We’ve heard about the COVID tongue, rashes and even fingers and toes – and now there’s another possible sign of your virus infection: COVID nails.
Professor Tim Spector, lead investigator for the Zoe COVID Symptom Study app, shared a photo of the phenomenon on Twitter, indicating that COVID nails are “increasingly being recognized as nails recover after injury and growth recovers, leaving a clear line.”
Also known as Beau’s lines, horizontal grooves or indentations appear in the nail plate and can be caused by stunted nail growth due to injury or disease. Spector noted that in Covid patients, these symptoms can occur without the presence of a rash and appear to be harmless.
Case reports published in health journals indicated that this phenomenon has been recorded in COVID patients elsewhere. A 45-year-old man presented horizontal grooves on his toenails and toenails – three and a half months ago, he was diagnosed with COVID-19 after a positive PCR swab test. His symptoms lasted for 10 days and he did not need to be hospitalized.
Dr Tania Bleeker, Chair of the British Association of Dermatologists, told HuffPost UK that it’s something that dermatologists are seeing in COVID patients as well.
“These changes have always been recognized as” Beau’s lines, “which are transverse spaces in the nails of many or all of the toenails, and sometimes the toenails, she says.
Indentations tend to appear on the toenails between two and three weeks after the illness – and a little later in the toenails. “They are harmless and grow over time,” says Bleeker.
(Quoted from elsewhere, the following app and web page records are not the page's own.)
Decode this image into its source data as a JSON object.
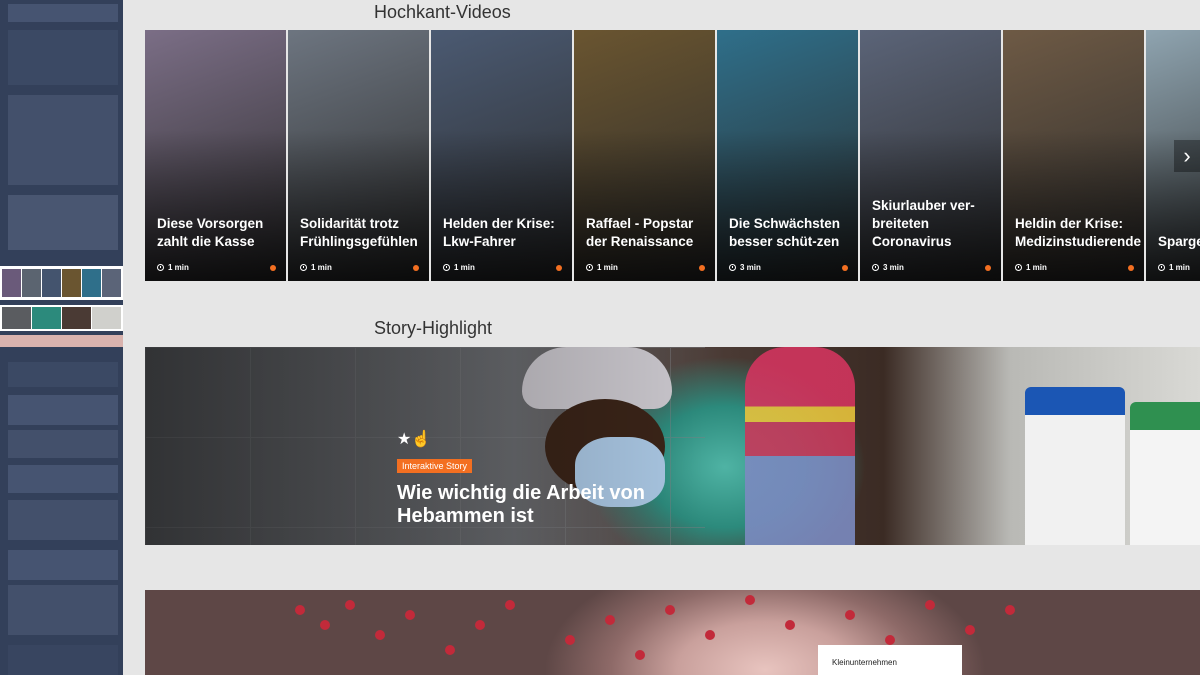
{
  "sections": {
    "videos_heading": "Hochkant-Videos",
    "story_heading": "Story-Highlight"
  },
  "video_cards": [
    {
      "title": "Diese Vorsorgen zahlt die Kasse",
      "duration": "1 min",
      "bg": "#7b6e86"
    },
    {
      "title": "Solidarität trotz Frühlingsgefühlen",
      "duration": "1 min",
      "bg": "#6d7580"
    },
    {
      "title": "Helden der Krise: Lkw-Fahrer",
      "duration": "1 min",
      "bg": "#4b5a72"
    },
    {
      "title": "Raffael - Popstar der Renaissance",
      "duration": "1 min",
      "bg": "#6a5530"
    },
    {
      "title": "Die Schwächsten besser schüt-zen",
      "duration": "3 min",
      "bg": "#2f6f8a"
    },
    {
      "title": "Skiurlauber ver-breiteten Coronavirus",
      "duration": "3 min",
      "bg": "#5b6478"
    },
    {
      "title": "Heldin der Krise: Medizinstudierende",
      "duration": "1 min",
      "bg": "#6e5a45"
    },
    {
      "title": "Sparge Darum es!",
      "duration": "1 min",
      "bg": "#8fa4b0"
    }
  ],
  "next_icon": "›",
  "story": {
    "icon": "★☝",
    "badge": "Interaktive Story",
    "title": "Wie wichtig die Arbeit von Hebammen ist"
  },
  "teaser": {
    "label": "Kleinunternehmen"
  },
  "colors": {
    "accent": "#f36f21",
    "rail": "#33405a",
    "page_bg": "#e6e6e6"
  }
}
It’s important to note that Beau’s lines are not exclusive to COVID – so they are not a sure sign that you have the virus. Other causes include nail injury, eczema, severe malnutrition, Raynaud’s disease, high blood pressure, epilepsy, kidney failure, Kawasaki disease, and chemotherapy.
They’ve also been linked to having a high fever, according to a dermatologist, which is one of the main symptoms of coronavirus, as well as several other illnesses including scarlet fever, pneumonia and malaria.
There is no specific treatment for such lines and researchers note that they tend to return to normal if the underlying condition resolves. Once this happens, it will probably take about six months for the nails – and streaks – to grow back and completely disappear.
If they do not get older or appear more often, it may be helpful to speak to a dermatologist or general practitioner about whether another underlying condition could be causing this.
Another nail change that appears to be related to the Coronavirus is the presence of red half-moon marks on the nails near the skin. Researchers are not sure why this happens, but they think it may have something to do with vasculitis caused by the virus.